Of course, it has also been to keep a large amount of control in the companies he founds, leading to his majority share of newly-public Intrexon. Kirk credits enthusiasm for the company as “the chief reason” for investing so heavily in one endeavor.
That worked for Clinical Data, which Kirk sold to Forest Laboratories for $1.2 billion in 2011, and New River Pharmaceutical, which went to Shire for $2.6 billion in 2007. Both benefited from a successful drug (an attention deficit disorder medication and a depression medication, respectively). But Intrexon is selling even greater potential, and investors know it. FierceBiotech’s John Carroll called this a “sizzling market for biotech IPOs.”

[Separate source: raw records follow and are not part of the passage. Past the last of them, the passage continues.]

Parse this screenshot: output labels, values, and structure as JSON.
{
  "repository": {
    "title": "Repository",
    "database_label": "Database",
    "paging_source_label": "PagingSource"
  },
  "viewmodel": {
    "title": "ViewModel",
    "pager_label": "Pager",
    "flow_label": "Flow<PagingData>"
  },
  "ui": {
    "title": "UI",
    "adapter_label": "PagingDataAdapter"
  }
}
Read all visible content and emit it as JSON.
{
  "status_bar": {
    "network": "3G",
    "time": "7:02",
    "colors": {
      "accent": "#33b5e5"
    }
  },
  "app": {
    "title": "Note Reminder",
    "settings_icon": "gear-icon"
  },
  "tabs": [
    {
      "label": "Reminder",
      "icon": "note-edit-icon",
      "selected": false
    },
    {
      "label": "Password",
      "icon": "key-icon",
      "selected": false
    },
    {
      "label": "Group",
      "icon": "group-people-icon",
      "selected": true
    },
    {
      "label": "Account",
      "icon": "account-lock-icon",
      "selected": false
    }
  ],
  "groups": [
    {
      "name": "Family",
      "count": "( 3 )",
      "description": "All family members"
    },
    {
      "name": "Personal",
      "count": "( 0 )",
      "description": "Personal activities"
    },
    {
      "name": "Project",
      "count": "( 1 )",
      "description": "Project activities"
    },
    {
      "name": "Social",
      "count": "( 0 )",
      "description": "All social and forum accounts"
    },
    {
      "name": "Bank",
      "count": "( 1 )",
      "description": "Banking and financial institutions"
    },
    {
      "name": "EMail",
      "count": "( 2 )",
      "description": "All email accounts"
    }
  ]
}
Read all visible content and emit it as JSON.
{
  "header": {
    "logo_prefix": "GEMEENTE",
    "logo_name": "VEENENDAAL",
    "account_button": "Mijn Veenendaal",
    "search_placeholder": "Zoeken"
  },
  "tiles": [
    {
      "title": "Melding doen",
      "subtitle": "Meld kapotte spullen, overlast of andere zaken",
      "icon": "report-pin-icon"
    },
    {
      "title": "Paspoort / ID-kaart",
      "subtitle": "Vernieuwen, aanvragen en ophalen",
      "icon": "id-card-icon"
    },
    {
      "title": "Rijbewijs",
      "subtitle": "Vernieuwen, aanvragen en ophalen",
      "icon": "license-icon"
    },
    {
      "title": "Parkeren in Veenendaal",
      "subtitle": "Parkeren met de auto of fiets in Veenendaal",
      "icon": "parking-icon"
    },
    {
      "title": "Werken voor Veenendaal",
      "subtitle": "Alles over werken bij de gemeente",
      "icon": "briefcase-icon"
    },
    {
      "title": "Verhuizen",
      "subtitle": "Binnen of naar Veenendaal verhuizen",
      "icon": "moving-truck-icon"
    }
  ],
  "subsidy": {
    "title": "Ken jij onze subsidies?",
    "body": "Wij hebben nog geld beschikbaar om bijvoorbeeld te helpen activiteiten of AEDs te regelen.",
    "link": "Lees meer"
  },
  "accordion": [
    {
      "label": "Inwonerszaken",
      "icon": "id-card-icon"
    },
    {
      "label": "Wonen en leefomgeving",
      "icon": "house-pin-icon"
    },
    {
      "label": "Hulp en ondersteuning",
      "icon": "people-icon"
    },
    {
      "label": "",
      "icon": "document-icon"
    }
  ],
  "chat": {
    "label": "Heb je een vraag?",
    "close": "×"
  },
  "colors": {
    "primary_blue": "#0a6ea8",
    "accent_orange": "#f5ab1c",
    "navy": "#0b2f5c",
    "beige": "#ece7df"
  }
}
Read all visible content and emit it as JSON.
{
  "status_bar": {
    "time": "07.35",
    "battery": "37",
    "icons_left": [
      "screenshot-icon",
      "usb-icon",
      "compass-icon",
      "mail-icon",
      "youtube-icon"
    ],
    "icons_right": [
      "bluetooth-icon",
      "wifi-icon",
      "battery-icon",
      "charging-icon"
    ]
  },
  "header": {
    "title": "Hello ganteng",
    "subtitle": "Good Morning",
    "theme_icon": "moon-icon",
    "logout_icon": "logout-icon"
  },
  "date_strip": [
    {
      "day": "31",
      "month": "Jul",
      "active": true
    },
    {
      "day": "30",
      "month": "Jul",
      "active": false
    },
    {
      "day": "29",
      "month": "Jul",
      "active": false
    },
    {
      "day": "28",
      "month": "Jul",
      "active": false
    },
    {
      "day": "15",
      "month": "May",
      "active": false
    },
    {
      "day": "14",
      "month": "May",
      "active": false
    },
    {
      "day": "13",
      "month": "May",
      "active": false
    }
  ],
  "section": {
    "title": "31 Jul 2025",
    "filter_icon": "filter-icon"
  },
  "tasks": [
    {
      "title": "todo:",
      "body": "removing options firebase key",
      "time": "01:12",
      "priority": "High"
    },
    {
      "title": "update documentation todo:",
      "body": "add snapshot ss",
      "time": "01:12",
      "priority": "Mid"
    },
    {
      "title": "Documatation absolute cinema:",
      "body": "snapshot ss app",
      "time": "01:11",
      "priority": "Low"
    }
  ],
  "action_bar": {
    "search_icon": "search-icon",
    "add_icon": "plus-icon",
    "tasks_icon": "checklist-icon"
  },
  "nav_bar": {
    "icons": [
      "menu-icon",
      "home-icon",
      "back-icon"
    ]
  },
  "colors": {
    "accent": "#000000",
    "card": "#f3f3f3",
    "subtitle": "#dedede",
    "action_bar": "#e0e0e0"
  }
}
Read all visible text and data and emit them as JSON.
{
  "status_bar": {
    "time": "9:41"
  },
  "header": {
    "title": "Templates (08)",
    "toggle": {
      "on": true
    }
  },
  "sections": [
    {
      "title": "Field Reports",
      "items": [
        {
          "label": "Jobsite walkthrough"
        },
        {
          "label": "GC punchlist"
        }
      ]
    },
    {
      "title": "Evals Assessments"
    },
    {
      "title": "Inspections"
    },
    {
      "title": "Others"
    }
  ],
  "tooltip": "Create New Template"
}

Kirk doesn’t see any particular movement on that sector of stocks, but does admit that “more investment capital has moved into biotech this year in the search for higher returns.” Clearly the market likes what Intrexon is selling, even if the company recorded a net loss in 2012 of $103 million on $14 million in revenue.
“That so many [investors] liked Intrexon well enough to invest is of course satisfying to a degree,” said Kirk, “but what I mostly feel now is the obligation to deliver results that will reward their tangible expressions of confidence.”
Kirk certainly has the track record to do so, although with a $2.5 billion market cap after 24 hours, he has a lot to live up to.